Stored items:
========================================================================
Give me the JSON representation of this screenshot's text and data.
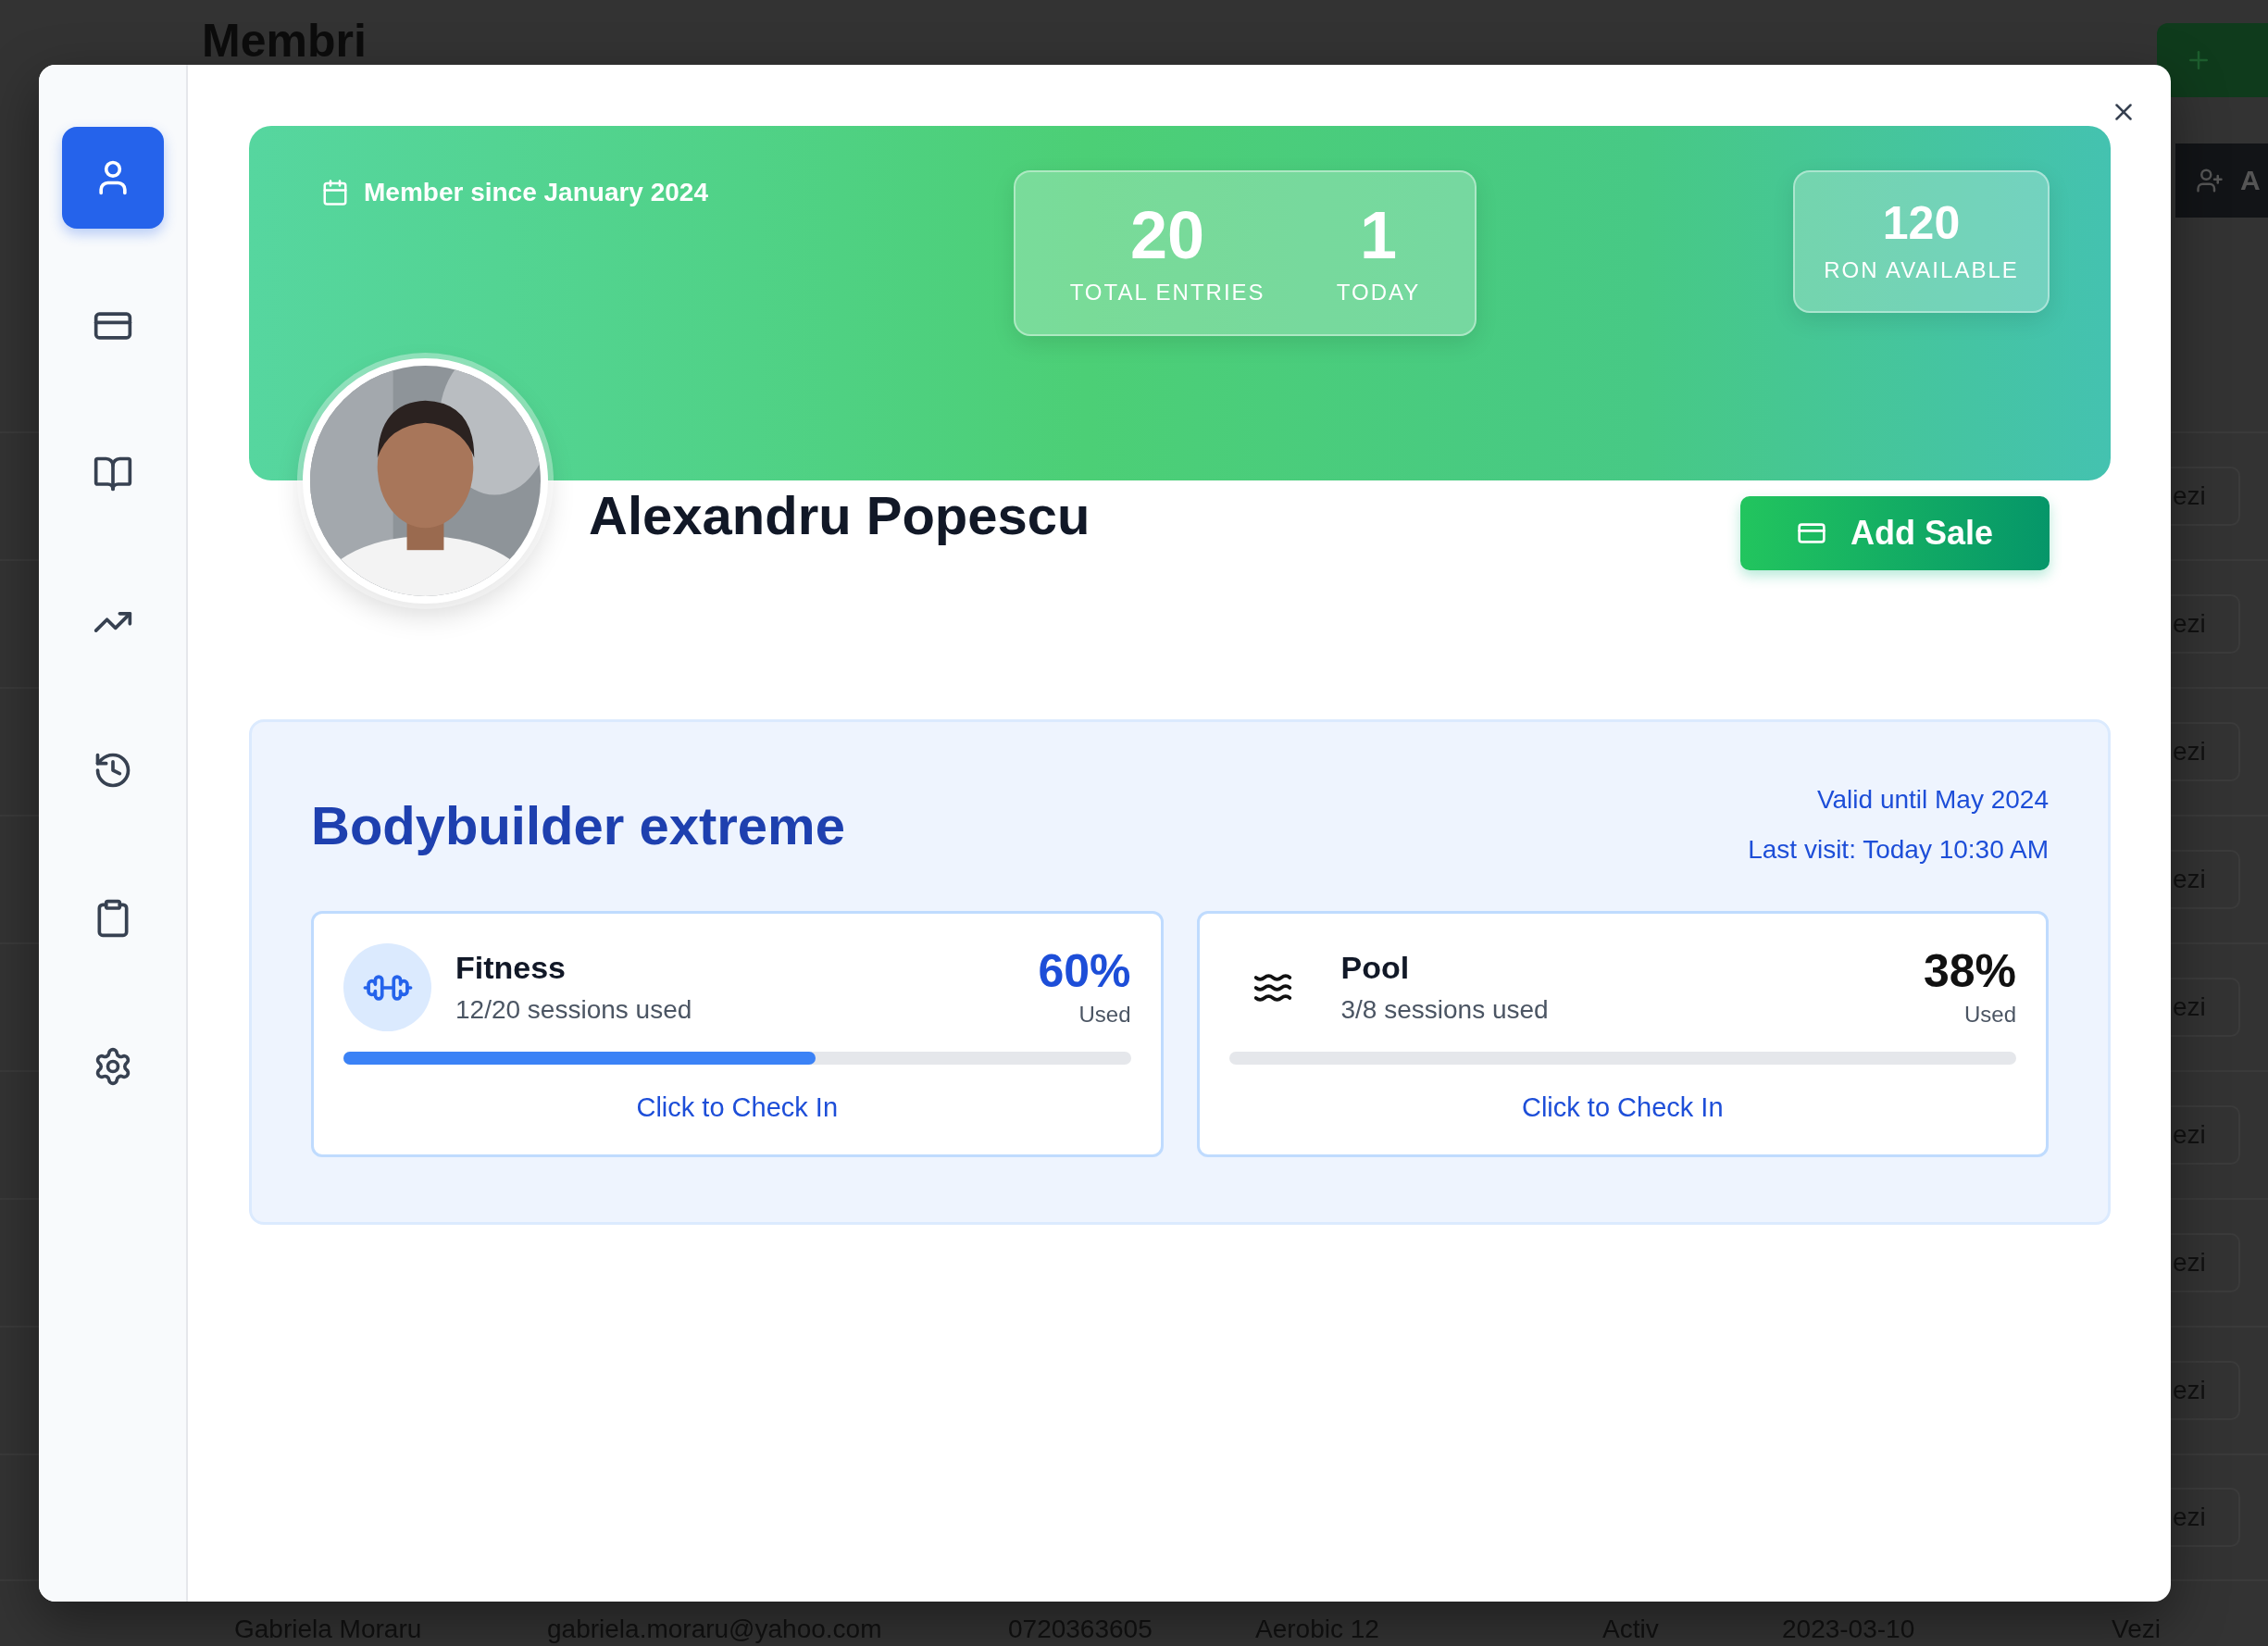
{
  "background_page": {
    "title": "Membri",
    "toolbar_text": "A",
    "row_actions": [
      "ezi",
      "ezi",
      "ezi",
      "ezi",
      "ezi",
      "ezi",
      "ezi",
      "ezi",
      "ezi"
    ],
    "partial_row": [
      "Gabriela Moraru",
      "gabriela.moraru@yahoo.com",
      "0720363605",
      "Aerobic 12",
      "Activ",
      "2023-03-10",
      "Vezi"
    ]
  },
  "sidebar": {
    "items": [
      {
        "selected": true
      },
      {
        "selected": false
      },
      {
        "selected": false
      },
      {
        "selected": false
      },
      {
        "selected": false
      },
      {
        "selected": false
      },
      {
        "selected": false
      }
    ]
  },
  "profile": {
    "member_since": "Member since January 2024",
    "stats": [
      {
        "value": "20",
        "label": "TOTAL ENTRIES"
      },
      {
        "value": "1",
        "label": "TODAY"
      }
    ],
    "balance": {
      "value": "120",
      "label": "RON AVAILABLE"
    },
    "name": "Alexandru Popescu",
    "add_sale_button": "Add Sale"
  },
  "plan": {
    "name": "Bodybuilder extreme",
    "valid_until": "Valid until May 2024",
    "last_visit": "Last visit: Today 10:30 AM",
    "services": [
      {
        "name": "Fitness",
        "sessions": "12/20 sessions used",
        "percent": "60%",
        "percent_label": "Used",
        "level": 0.6,
        "selected": true,
        "action": "Click to Check In"
      },
      {
        "name": "Pool",
        "sessions": "3/8 sessions used",
        "percent": "38%",
        "percent_label": "Used",
        "level": 0,
        "selected": false,
        "action": "Click to Check In"
      }
    ]
  }
}
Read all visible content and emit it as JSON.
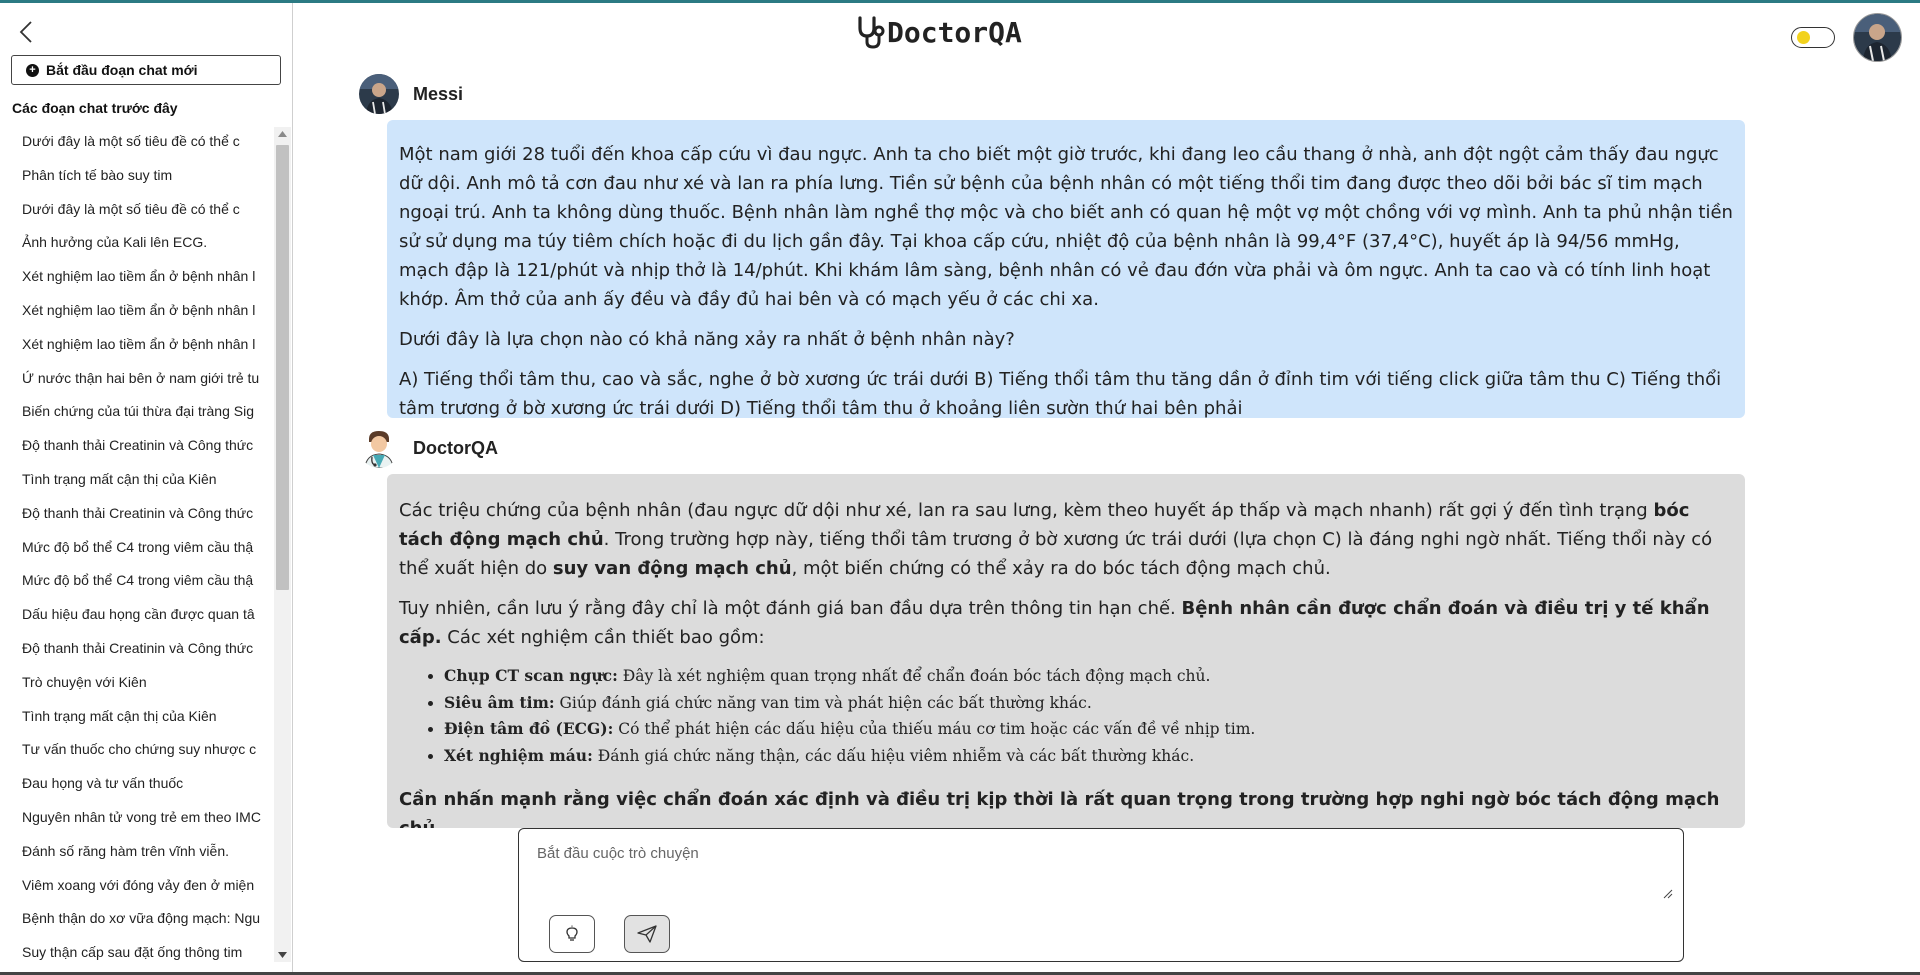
{
  "app": {
    "name": "DoctorQA"
  },
  "sidebar": {
    "new_chat_label": "Bắt đầu đoạn chat mới",
    "previous_title": "Các đoạn chat trước đây",
    "items": [
      "Dưới đây là một số tiêu đề có thể c",
      "Phân tích tế bào suy tim",
      "Dưới đây là một số tiêu đề có thể c",
      "Ảnh hưởng của Kali lên ECG.",
      "Xét nghiệm lao tiềm ẩn ở bệnh nhân l",
      "Xét nghiệm lao tiềm ẩn ở bệnh nhân l",
      "Xét nghiệm lao tiềm ẩn ở bệnh nhân l",
      "Ứ nước thận hai bên ở nam giới trẻ tu",
      "Biến chứng của túi thừa đại tràng Sig",
      "Độ thanh thải Creatinin và Công thức",
      "Tình trạng mất cận thị của Kiên",
      "Độ thanh thải Creatinin và Công thức",
      "Mức độ bổ thể C4 trong viêm cầu thậ",
      "Mức độ bổ thể C4 trong viêm cầu thậ",
      "Dấu hiệu đau họng cần được quan tâ",
      "Độ thanh thải Creatinin và Công thức",
      "Trò chuyện với Kiên",
      "Tình trạng mất cận thị của Kiên",
      "Tư vấn thuốc cho chứng suy nhược c",
      "Đau họng và tư vấn thuốc",
      "Nguyên nhân tử vong trẻ em theo IMC",
      "Đánh số răng hàm trên vĩnh viễn.",
      "Viêm xoang với đóng vảy đen ở miện",
      "Bệnh thận do xơ vữa động mạch: Ngu",
      "Suy thận cấp sau đặt ống thông tim"
    ]
  },
  "header": {
    "theme_toggle": "light"
  },
  "conversation": {
    "user": {
      "name": "Messi",
      "p1": "Một nam giới 28 tuổi đến khoa cấp cứu vì đau ngực. Anh ta cho biết một giờ trước, khi đang leo cầu thang ở nhà, anh đột ngột cảm thấy đau ngực dữ dội. Anh mô tả cơn đau như xé và lan ra phía lưng. Tiền sử bệnh của bệnh nhân có một tiếng thổi tim đang được theo dõi bởi bác sĩ tim mạch ngoại trú. Anh ta không dùng thuốc. Bệnh nhân làm nghề thợ mộc và cho biết anh có quan hệ một vợ một chồng với vợ mình. Anh ta phủ nhận tiền sử sử dụng ma túy tiêm chích hoặc đi du lịch gần đây. Tại khoa cấp cứu, nhiệt độ của bệnh nhân là 99,4°F (37,4°C), huyết áp là 94/56 mmHg, mạch đập là 121/phút và nhịp thở là 14/phút. Khi khám lâm sàng, bệnh nhân có vẻ đau đớn vừa phải và ôm ngực. Anh ta cao và có tính linh hoạt khớp. Âm thở của anh ấy đều và đầy đủ hai bên và có mạch yếu ở các chi xa.",
      "p2": "Dưới đây là lựa chọn nào có khả năng xảy ra nhất ở bệnh nhân này?",
      "p3": "A) Tiếng thổi tâm thu, cao và sắc, nghe ở bờ xương ức trái dưới B) Tiếng thổi tâm thu tăng dần ở đỉnh tim với tiếng click giữa tâm thu C) Tiếng thổi tâm trương ở bờ xương ức trái dưới D) Tiếng thổi tâm thu ở khoảng liên sườn thứ hai bên phải"
    },
    "bot": {
      "name": "DoctorQA",
      "p1_a": "Các triệu chứng của bệnh nhân (đau ngực dữ dội như xé, lan ra sau lưng, kèm theo huyết áp thấp và mạch nhanh) rất gợi ý đến tình trạng ",
      "p1_b": "bóc tách động mạch chủ",
      "p1_c": ". Trong trường hợp này, tiếng thổi tâm trương ở bờ xương ức trái dưới (lựa chọn C) là đáng nghi ngờ nhất. Tiếng thổi này có thể xuất hiện do ",
      "p1_d": "suy van động mạch chủ",
      "p1_e": ", một biến chứng có thể xảy ra do bóc tách động mạch chủ.",
      "p2_a": "Tuy nhiên, cần lưu ý rằng đây chỉ là một đánh giá ban đầu dựa trên thông tin hạn chế. ",
      "p2_b": "Bệnh nhân cần được chẩn đoán và điều trị y tế khẩn cấp.",
      "p2_c": " Các xét nghiệm cần thiết bao gồm:",
      "tests": [
        {
          "name": "Chụp CT scan ngực:",
          "desc": " Đây là xét nghiệm quan trọng nhất để chẩn đoán bóc tách động mạch chủ."
        },
        {
          "name": "Siêu âm tim:",
          "desc": " Giúp đánh giá chức năng van tim và phát hiện các bất thường khác."
        },
        {
          "name": "Điện tâm đồ (ECG):",
          "desc": " Có thể phát hiện các dấu hiệu của thiếu máu cơ tim hoặc các vấn đề về nhịp tim."
        },
        {
          "name": "Xét nghiệm máu:",
          "desc": " Đánh giá chức năng thận, các dấu hiệu viêm nhiễm và các bất thường khác."
        }
      ],
      "final": "Cần nhấn mạnh rằng việc chẩn đoán xác định và điều trị kịp thời là rất quan trọng trong trường hợp nghi ngờ bóc tách động mạch chủ."
    }
  },
  "composer": {
    "placeholder": "Bắt đầu cuộc trò chuyện"
  },
  "colors": {
    "user_bubble": "#cfe5fb",
    "bot_bubble": "#dcdcdc",
    "accent_top": "#2b7a83",
    "toggle_knob": "#f2d21d"
  }
}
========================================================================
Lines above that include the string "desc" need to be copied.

> _Solved problem_
          "desc": " Đây là xét nghiệm quan trọng nhất để chẩn đoán bóc tách động mạch chủ."
          "desc": " Giúp đánh giá chức năng van tim và phát hiện các bất thường khác."
          "desc": " Có thể phát hiện các dấu hiệu của thiếu máu cơ tim hoặc các vấn đề về nhịp tim."
          "desc": " Đánh giá chức năng thận, các dấu hiệu viêm nhiễm và các bất thường khác."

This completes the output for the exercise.